Tell the kids. We sat the older kids down to explain that they'd be moving. We included our daughter on this talk. We wanted to talk to all the kids at the same time so that they'd all hear the same information, and so that no one would have the opportunity to tell anyone else about the move before they heard it from us directly. We decided to tell them after school so that it wouldn't interfere with their school day and so that they'd have some time to process the information and burn off energy before bed time. Before talking to the kids we thought about how to say what we needed to say. We were very kind but also very direct. Kids are very literal thinkers, so we wanted to make this information easy for them to comprehend. Here's the basics of what we made sure to cover in that conversation:
- Who: Each time we mentioned the move we specifically said all three kids' names so that everyone would know who was (the three siblings we were fostering) and was not (my bio son and daughter) moving.
- Where: We told the kids where they were moving. We reassured them that we were very happy for them to be making this move, and that although we'd miss them very much, we thought this would be a very good home for them.
- When: One of the first things we told the kids was that they'd be moving in two weeks. We didn't want them sitting through the conversation thinking that they were packing up and leaving right away.
- Why: We explained very clearly who made the decision to move the kids. Kids in foster care have so little control over their lives, we at least owe them the truth about why things are happening the way they are happening. At the same time, we remained very positive about everything and shared that we supported this decision and were very hopeful that it would be a wonderful move for them.
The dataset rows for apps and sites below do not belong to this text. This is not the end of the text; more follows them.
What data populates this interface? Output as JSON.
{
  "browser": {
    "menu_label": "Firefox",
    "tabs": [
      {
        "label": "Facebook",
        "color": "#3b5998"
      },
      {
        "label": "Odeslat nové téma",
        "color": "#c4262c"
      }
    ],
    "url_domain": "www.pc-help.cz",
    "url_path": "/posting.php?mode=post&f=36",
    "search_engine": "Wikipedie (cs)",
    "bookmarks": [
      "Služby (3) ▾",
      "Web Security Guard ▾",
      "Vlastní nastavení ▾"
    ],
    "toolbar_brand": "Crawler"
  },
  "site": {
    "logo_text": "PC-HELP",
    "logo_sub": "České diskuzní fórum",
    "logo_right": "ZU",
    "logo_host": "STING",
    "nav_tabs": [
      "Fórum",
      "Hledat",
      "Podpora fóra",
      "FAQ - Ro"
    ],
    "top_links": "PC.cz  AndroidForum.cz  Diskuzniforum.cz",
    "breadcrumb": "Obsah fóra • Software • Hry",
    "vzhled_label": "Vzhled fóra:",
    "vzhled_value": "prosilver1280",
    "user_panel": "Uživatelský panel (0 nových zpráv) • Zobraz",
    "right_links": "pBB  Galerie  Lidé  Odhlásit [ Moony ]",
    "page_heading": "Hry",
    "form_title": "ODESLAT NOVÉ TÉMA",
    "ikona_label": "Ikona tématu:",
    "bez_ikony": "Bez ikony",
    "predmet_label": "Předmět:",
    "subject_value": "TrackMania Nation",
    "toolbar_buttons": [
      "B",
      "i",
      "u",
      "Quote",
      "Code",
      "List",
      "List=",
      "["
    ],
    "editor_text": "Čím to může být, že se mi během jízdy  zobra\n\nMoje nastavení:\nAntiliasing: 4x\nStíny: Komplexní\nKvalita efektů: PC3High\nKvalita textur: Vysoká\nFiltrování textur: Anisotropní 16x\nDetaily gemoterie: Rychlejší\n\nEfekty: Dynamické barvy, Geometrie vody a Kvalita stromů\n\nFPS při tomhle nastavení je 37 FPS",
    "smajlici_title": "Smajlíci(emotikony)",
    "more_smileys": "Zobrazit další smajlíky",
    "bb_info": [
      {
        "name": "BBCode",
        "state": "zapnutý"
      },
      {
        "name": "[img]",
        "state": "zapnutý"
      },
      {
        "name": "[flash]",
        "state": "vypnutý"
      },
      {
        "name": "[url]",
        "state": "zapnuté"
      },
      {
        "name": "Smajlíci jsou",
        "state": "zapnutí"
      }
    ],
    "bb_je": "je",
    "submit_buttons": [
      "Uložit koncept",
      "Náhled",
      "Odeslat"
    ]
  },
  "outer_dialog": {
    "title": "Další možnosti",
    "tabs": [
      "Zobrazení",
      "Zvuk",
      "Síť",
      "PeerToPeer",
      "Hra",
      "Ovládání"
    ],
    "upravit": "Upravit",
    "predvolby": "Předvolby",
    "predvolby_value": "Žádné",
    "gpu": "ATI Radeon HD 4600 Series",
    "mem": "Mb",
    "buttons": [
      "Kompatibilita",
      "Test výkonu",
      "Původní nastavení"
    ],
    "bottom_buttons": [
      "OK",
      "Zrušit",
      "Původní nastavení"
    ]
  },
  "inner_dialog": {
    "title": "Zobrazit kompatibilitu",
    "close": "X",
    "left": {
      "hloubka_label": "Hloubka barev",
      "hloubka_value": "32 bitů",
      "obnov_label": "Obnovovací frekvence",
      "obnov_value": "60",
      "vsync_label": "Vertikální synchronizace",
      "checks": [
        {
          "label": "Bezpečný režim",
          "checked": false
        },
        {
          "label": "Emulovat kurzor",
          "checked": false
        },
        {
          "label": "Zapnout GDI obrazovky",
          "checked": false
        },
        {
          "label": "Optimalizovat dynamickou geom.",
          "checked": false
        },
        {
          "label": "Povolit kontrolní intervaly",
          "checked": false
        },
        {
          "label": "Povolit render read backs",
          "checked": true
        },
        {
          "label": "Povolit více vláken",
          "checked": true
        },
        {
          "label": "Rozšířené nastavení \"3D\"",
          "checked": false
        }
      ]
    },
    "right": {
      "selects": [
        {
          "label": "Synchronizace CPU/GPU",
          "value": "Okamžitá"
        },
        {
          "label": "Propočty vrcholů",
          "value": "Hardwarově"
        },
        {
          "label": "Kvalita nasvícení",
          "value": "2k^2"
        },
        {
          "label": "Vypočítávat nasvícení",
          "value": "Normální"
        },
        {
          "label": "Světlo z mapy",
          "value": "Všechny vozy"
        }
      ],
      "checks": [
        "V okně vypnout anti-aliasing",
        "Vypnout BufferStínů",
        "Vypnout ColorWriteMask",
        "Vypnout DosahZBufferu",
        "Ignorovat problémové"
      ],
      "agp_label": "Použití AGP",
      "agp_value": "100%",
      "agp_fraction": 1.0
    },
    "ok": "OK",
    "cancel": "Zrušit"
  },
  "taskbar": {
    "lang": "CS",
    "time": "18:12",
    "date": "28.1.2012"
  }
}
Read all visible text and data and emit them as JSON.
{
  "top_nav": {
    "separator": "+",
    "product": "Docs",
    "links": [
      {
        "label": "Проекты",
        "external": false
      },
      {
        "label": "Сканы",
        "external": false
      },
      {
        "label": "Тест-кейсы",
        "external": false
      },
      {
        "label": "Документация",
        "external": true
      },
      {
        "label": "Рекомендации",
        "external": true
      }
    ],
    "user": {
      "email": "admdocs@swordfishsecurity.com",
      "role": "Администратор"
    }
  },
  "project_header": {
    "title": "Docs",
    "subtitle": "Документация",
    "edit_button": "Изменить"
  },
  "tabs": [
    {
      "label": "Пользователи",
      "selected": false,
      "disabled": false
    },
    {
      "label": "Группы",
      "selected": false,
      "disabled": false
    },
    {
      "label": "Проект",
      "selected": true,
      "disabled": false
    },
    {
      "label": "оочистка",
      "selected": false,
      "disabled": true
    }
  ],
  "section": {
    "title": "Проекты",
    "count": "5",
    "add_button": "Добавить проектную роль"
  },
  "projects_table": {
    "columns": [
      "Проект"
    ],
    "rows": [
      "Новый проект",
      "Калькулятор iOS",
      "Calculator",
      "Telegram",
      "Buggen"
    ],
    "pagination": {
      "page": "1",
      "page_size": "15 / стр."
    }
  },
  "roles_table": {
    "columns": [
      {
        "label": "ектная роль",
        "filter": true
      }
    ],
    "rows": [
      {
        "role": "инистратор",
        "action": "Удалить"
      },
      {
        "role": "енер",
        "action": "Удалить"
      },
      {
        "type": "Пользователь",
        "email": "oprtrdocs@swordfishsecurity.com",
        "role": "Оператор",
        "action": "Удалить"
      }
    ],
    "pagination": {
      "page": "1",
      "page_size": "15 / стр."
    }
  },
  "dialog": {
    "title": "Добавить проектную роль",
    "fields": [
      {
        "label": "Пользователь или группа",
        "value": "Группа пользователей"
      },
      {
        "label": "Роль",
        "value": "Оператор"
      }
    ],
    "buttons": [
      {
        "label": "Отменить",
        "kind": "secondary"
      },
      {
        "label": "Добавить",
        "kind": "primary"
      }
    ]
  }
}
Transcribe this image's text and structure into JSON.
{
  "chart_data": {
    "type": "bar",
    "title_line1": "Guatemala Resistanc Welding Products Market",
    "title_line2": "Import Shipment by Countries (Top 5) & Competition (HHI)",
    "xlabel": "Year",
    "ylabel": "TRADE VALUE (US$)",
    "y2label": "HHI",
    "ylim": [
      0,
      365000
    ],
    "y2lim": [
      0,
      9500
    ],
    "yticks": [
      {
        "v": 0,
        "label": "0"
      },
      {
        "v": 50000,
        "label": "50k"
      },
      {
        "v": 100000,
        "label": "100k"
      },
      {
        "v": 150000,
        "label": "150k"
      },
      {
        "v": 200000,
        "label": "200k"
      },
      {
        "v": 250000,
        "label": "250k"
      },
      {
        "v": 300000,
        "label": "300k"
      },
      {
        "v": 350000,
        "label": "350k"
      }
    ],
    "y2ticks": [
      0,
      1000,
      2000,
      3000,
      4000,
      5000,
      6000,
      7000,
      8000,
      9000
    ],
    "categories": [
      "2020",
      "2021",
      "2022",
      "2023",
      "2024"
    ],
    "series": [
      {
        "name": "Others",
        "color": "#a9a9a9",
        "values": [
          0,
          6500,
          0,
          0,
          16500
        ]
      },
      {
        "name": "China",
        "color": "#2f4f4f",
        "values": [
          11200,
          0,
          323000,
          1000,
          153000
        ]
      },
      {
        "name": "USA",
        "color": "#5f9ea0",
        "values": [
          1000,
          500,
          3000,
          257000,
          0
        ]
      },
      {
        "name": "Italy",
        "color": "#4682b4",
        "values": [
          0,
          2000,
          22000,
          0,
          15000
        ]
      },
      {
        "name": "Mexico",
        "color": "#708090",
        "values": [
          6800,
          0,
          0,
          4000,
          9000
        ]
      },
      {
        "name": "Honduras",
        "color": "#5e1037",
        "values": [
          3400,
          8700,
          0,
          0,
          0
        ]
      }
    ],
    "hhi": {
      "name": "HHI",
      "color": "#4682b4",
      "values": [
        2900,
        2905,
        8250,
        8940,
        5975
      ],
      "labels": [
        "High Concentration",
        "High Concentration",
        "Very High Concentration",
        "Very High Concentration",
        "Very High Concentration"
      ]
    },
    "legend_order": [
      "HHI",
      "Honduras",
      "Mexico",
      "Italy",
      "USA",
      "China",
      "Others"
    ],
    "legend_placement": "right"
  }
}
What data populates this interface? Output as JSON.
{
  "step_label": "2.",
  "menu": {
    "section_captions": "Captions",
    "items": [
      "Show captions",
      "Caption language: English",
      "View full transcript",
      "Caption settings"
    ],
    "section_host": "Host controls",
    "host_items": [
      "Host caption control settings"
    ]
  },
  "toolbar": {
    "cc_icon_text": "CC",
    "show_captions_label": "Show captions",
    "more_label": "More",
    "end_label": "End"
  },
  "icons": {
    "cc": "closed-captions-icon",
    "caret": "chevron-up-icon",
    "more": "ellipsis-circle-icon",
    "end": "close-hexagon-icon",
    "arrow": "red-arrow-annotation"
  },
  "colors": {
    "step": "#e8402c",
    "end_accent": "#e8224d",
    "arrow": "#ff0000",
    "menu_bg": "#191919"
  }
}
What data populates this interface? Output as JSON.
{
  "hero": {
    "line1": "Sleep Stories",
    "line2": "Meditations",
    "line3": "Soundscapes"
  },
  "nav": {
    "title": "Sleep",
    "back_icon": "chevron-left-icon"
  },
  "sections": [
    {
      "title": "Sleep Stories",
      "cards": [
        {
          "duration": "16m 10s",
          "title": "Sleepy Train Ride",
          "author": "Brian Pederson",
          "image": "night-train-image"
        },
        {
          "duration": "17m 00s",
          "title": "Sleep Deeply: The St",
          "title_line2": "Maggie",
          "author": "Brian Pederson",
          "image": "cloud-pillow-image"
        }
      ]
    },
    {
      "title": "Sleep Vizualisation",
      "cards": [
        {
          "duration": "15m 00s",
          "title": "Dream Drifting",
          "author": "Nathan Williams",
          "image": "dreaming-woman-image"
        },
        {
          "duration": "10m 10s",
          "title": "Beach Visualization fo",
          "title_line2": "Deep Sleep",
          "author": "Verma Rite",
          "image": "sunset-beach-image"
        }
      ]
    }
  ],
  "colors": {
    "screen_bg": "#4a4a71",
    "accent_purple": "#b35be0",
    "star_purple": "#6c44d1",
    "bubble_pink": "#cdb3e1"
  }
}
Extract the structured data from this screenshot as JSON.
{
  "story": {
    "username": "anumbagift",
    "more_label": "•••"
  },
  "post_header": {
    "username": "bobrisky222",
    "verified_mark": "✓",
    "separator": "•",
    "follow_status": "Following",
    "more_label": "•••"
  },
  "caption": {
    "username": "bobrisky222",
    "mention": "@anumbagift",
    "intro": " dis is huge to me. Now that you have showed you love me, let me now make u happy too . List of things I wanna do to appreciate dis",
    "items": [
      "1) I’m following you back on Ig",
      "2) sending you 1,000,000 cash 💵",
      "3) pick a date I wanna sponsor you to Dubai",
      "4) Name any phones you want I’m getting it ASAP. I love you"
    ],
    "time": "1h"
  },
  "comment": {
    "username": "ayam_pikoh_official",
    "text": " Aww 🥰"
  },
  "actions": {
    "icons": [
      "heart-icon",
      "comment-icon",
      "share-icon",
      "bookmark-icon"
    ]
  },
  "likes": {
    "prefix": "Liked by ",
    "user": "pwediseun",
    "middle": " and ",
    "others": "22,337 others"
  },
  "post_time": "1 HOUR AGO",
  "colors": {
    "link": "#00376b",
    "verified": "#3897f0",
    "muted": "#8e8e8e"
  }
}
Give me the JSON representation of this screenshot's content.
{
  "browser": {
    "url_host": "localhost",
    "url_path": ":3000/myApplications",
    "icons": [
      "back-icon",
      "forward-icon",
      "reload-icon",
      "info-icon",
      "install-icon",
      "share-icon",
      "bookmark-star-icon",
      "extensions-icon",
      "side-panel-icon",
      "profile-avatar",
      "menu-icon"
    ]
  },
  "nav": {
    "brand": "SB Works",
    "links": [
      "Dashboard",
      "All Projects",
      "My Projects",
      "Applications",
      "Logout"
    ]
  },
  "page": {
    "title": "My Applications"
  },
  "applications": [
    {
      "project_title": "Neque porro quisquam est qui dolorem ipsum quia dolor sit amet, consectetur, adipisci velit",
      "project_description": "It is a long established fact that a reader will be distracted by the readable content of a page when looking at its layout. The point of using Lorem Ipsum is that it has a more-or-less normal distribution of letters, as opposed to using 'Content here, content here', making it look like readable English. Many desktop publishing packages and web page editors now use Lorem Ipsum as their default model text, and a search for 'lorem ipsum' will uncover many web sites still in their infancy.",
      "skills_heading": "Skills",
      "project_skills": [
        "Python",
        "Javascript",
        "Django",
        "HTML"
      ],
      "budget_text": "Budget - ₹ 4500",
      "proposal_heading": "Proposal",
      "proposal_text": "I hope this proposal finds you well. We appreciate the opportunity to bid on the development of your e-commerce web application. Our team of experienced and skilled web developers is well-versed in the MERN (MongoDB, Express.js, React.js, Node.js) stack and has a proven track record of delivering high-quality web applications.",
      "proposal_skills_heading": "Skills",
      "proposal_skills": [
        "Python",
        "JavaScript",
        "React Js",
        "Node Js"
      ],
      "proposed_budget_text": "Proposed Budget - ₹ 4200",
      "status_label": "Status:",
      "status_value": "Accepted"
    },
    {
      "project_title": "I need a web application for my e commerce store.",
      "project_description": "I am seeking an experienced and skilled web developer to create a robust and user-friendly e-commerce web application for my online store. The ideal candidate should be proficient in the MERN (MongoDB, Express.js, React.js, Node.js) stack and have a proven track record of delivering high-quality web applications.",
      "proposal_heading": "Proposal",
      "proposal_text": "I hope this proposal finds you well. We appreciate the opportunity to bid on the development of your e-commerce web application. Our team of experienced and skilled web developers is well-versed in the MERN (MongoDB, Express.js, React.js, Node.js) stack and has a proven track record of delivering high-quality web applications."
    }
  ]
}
Alert the support staff. We emailed or called all the teachers, schools, and therapists serving the kids to let them know about the change and discuss how to move their records and transfer their services to their new home.
Finalize Life Books. Life books are basically photo albums for each of the kids chronicalling their time with your family. Some kids will come with Life Books started by previous foster families and future families add to those books. Other kids come without any Life Book or previous pictures so the foster family will want to start a new one. Life books are an important tool for helping children remember large chunks of time in their life. Using the children we fostered as an example, we don't know what the future will hold for them. They may be separated from one another and moved several times. They may lose all contact with us. They may end up with no one in their life who can tell them anything about their eight months in our home. Hopefully each child's Life Book will move with him or her throughout life, filling in some of those memories. We included pictures of our family and all the special people they've met while staying here, stories of special trips we took, and even a favorite family recipe that they loved. Ideally you'd work on the Life Book from the week that the children first move in, adding to it periodically.
Write goodbye letters. Mike and I each wrote our own goodbye letter to each of the kids who stayed with us and we added those to their Life Books.
Pack, pack, pack. I'm a firm believer that the kids should move with anything that belongs to them, as well as with anything they will need. That includes: anything they came to our house with; anything they received as a gift while staying with us; anything their family members gave them while they were staying with us; all of their clothing; coats; boots; toothbrushes; hairbrushes.
Type notes. When the kids came to live with me I knew nothing about them. Absolutely nothing. So I typed out some information about the kids that I hoped would help make this transition a little easier. I tried to balance giving enough pertinant information, without at the same time setting everyone up for expecting the worst by outlining every little behavior issue we'd had - after all, the kids may behave very differently in their next home. I focused on listing the routine and schedule that we followed, the kids' favorite foods, and a detailed medical history outlining every doctor appointment they'd been to while in our care. I also included three "key issues" that we were working on with each child, such as respecting privacy, or encouraging using language to communicate instead of grunts and gestures.
Plan goodbye parties. We wanted the kids to have an opportunity to say goodbye to all the important people they'd met. Skype helped them say goodbye to out-of-state foster-grandparents. Local foster-grandparents had our family over for dinner a few nights before the move. I asked their teachers if I could send cupcakes for the class on their last day. As for our own immediate family, we went out to dinner at a favorite restaurant the night before the move.
Be prepared for backsliding. This was one I wish I'd seen coming. Once we got notice the kids were moving I was looking forward to a relaxed and enjoyable final two weeks together. However, once the kids found out they were moving we started to see some regressive behaviors. As I mentioned in a previous post about the move, the kids have never been very forthright about their emotions, so instead they often express themselves through behavior. And this was a very emotional time for all of us, so it resulted in some more extreme behaviors. It was frustrating to see them slipping into old habits, and heartbreaking to miss out on enjoying our last days together in the way I would have liked to. But that's the thing about healing hurt children - their hurting doesn't end just because I want it to. I can't wave a magic wand and erase their past. I wanted to relax and enjoy our last days. But they needed to express themselves the only way they knew how. And they needed me to be understanding and compassionate about that need.